Marvel’s Guardians of the Galaxy movie won’t be in theaters until August, but the recent release of a trailer for the movie already has everyone talking about the superhero movie-slash-offbeat space comedy.

 Guardians of the Galaxy, slated for an August 1, 2014 release, is a team movie, but the trailer makes it clear these guys are no Avengers. Token human Star-Lord is more Han Solo than Captain America. Gamora and Drax are alien muscle, one seeking to redeem herself and the other on a mission of vengeance. And then there’s Rocket Raccoon and Groot, a trigger-happy raccoon enhanced through alien experiments and his simple-minded tree creature sidekick. Considering the trailer highlights the team being captured by Marvel’s space police, the Nova Corps, and then violently breaking out of jail, it’s safe to say this team is firmly in the realm of anti-heroes.

 Marvel’s banking on the goodwill they earned from their previous movies with GotG. A movie based on such an offbeat, not-at-all-mainstream comic wouldn’t even exist if Marvel Studios hadn’t done so much to earn the public’s trust with The Avengers. Thor and Thor 2: The Dark World were far better than any movie starring the superhero version of the Norse thunder god had any right to be – prior to director Kenneth Branagh’s take on the character, Marvel’s Thor got about as much respect as DC Comics’s Aquaman. But ever since the first Iron Man, the Marvel Studios moniker has become an indicator of excellent action movies that get to the core of the comics and embrace their action-packed, character-driven roots, and the movie-going public has shown their appreciation for that in box office dollars.

 Of course, box office dollars aren’t the only ones to be earned here. Both the comics-making and the movie-making sides of Marvel are owned by Disney, and they know how to sell merchandise. Rocket Raccoon may seem an unlikely comic character to be featured in a movie, but he seems less so when you figure in the kid appeal at the heart of a walking, talking, gun-toting raccoon. Giant toy company Hasbro currently has the rights to make toys based on all things Marvel, and they’re prepared to fill the shelves with talking raccoons this holiday season. At Toy Fair, the industry show held in New York City every February, they showed off standard-sized action figures, a foot-tall “Big Blastin’” Rocket Raccoon, a role-play mask – everything short of a plush toy. He may be obscure, but he’s also immensely marketable.
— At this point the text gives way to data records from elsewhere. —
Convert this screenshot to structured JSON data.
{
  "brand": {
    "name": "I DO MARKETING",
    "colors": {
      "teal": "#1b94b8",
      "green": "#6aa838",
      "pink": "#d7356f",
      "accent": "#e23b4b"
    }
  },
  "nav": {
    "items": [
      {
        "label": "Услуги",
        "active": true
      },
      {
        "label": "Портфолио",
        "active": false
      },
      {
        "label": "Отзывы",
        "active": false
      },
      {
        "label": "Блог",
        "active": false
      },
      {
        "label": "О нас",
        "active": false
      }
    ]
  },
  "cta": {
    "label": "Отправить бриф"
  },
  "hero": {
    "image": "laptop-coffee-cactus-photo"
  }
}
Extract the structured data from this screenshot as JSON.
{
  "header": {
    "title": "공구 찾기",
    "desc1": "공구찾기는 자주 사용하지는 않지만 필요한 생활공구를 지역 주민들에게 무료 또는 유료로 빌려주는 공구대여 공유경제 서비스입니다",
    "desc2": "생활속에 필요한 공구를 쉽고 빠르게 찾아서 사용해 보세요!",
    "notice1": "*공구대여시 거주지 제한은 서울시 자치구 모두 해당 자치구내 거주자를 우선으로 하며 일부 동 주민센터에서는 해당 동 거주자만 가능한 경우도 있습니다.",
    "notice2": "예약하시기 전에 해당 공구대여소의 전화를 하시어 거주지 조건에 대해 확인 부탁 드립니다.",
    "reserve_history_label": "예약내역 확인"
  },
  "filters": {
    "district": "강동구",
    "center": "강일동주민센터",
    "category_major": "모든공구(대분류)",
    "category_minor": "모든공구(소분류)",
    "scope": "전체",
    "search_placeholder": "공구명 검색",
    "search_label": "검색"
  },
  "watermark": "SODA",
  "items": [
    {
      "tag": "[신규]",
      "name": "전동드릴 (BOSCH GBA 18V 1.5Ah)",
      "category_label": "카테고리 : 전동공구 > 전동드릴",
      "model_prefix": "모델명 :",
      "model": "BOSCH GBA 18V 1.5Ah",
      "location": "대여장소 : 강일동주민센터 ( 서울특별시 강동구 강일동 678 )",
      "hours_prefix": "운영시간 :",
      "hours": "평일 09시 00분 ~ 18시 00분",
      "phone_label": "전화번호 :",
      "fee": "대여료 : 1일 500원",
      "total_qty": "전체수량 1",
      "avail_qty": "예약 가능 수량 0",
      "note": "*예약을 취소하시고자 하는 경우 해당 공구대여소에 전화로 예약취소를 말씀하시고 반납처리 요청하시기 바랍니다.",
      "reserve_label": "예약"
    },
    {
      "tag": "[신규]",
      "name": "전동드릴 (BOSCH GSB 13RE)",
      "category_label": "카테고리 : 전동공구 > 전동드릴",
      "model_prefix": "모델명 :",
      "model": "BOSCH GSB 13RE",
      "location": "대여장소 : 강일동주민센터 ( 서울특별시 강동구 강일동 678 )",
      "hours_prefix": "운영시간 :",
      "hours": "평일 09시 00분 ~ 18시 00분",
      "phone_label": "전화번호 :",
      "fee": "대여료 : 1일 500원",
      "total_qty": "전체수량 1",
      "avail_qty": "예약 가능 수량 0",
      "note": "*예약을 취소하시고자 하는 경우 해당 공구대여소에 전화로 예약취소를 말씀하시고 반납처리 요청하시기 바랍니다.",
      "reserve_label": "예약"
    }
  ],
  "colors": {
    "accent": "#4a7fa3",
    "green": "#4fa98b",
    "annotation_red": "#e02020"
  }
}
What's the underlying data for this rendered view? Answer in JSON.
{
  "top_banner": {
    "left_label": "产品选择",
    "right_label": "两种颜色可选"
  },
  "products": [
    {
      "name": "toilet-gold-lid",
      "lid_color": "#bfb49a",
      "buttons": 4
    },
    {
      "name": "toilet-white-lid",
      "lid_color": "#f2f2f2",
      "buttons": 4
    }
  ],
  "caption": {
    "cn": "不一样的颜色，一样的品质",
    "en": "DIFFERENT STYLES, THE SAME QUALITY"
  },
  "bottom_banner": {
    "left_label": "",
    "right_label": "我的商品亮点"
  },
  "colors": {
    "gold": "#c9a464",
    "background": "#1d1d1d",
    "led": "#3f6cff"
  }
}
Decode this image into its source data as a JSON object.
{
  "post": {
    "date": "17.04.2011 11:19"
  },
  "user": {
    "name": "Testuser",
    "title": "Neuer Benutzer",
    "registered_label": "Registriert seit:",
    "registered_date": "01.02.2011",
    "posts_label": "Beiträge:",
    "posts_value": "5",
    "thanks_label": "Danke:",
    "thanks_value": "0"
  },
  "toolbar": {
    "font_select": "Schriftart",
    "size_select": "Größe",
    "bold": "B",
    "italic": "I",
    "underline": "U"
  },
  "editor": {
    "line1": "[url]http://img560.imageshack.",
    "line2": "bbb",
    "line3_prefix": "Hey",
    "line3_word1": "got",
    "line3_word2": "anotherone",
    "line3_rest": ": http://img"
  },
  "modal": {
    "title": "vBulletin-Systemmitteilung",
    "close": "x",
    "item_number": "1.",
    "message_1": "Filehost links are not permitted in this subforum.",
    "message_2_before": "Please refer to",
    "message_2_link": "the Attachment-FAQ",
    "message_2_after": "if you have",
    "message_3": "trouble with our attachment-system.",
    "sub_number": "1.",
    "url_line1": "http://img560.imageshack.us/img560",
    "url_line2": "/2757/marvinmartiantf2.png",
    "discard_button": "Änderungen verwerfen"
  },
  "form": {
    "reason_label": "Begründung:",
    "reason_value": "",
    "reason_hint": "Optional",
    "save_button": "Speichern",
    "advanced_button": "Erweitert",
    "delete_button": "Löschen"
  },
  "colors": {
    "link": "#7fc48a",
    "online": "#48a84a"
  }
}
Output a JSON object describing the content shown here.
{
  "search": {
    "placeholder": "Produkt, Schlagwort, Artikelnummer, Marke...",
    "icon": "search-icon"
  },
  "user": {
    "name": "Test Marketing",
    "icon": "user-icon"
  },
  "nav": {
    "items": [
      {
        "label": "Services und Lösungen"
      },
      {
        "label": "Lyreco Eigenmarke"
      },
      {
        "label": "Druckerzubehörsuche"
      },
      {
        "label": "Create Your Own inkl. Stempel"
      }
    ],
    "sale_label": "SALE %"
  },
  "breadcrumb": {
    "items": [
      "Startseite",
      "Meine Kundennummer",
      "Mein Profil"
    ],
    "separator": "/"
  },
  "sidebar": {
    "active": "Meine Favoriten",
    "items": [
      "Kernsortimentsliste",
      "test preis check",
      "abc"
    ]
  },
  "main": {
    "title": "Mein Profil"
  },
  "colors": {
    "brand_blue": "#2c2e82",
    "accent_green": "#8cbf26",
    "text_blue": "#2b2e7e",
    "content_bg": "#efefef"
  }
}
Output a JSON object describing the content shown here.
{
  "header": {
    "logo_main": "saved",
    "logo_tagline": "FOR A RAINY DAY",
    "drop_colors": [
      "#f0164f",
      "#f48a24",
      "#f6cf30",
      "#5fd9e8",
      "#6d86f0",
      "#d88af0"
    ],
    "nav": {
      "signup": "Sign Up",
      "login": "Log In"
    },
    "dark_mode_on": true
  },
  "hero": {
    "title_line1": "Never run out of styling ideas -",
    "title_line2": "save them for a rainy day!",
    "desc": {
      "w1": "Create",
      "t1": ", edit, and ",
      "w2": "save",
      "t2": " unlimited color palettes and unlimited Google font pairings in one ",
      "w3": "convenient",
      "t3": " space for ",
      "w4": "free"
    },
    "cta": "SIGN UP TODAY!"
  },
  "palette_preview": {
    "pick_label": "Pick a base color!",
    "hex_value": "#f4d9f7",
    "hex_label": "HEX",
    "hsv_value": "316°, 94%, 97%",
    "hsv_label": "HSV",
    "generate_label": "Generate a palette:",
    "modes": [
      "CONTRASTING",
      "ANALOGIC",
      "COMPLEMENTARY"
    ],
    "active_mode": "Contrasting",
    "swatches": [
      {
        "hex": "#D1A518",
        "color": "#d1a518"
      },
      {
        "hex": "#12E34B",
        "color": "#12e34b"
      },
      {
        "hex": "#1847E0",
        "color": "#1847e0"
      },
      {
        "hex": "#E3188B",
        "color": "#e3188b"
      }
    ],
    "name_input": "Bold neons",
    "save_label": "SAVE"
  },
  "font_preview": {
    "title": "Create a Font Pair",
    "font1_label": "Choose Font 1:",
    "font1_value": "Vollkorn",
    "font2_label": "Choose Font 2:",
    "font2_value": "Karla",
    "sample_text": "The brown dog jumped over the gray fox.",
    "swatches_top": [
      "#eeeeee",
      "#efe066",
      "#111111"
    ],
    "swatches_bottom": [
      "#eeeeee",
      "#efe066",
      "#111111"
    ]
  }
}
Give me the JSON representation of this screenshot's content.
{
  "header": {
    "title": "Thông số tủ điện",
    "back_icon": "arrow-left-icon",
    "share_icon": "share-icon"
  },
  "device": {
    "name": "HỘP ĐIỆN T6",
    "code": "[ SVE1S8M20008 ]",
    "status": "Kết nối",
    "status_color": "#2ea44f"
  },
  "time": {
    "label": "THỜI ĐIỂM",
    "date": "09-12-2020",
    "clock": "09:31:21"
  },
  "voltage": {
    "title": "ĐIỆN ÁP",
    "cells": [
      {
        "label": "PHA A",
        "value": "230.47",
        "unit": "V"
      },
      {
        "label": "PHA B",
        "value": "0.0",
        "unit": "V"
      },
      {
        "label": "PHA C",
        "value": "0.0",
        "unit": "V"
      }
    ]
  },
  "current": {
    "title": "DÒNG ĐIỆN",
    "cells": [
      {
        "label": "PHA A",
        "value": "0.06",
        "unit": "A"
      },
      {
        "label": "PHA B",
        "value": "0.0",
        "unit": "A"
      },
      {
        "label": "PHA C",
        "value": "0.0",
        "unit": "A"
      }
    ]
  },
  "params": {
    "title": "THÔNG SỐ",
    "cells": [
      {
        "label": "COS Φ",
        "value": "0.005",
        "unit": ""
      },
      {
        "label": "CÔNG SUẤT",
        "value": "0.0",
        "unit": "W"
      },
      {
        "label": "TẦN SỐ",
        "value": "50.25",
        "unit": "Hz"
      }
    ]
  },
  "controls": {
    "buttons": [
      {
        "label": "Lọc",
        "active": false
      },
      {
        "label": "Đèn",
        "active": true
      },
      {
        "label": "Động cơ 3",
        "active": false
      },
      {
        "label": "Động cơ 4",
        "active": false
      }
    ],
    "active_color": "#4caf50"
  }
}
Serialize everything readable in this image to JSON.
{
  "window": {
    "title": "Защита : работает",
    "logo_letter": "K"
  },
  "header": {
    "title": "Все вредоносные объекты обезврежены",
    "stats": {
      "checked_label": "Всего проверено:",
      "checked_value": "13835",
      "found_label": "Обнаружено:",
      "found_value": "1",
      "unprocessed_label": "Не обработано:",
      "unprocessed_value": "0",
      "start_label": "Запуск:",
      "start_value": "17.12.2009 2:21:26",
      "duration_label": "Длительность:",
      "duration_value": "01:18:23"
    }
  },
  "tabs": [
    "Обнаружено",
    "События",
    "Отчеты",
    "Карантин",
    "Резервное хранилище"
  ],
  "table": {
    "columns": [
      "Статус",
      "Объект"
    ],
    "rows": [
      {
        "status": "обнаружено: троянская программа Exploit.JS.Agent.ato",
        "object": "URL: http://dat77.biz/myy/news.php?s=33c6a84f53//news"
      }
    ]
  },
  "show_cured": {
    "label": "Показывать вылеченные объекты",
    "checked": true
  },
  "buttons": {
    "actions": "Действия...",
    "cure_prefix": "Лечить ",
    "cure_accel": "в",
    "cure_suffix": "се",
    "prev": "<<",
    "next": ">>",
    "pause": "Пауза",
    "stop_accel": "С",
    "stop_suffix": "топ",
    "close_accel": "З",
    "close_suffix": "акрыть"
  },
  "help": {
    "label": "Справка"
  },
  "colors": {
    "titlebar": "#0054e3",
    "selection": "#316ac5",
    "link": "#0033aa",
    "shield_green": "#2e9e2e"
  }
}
 And though I hate to harsh that “Hooked on a Feeling” groove, I’d like to take a moment to remind readers that characters such as Rocket Raccoon aren’t created in a corporate boardroom. They’re created by comic writers and artists. And the creator of Rocket Raccoon was a man named Bill Mantlo, who in 1992 was struck by a hit-and-run driver and has lived ever since with irreparable brain damage. Since his work for Marvel was, like most comic work, on a work-for-hire basis, none of the money coming from all those movie tickets and toys is likely to be going toward his care. If, like me, you find this terribly unjust, you can donate to help with his medical care via his brother and legal guardian, Mike Mantlo.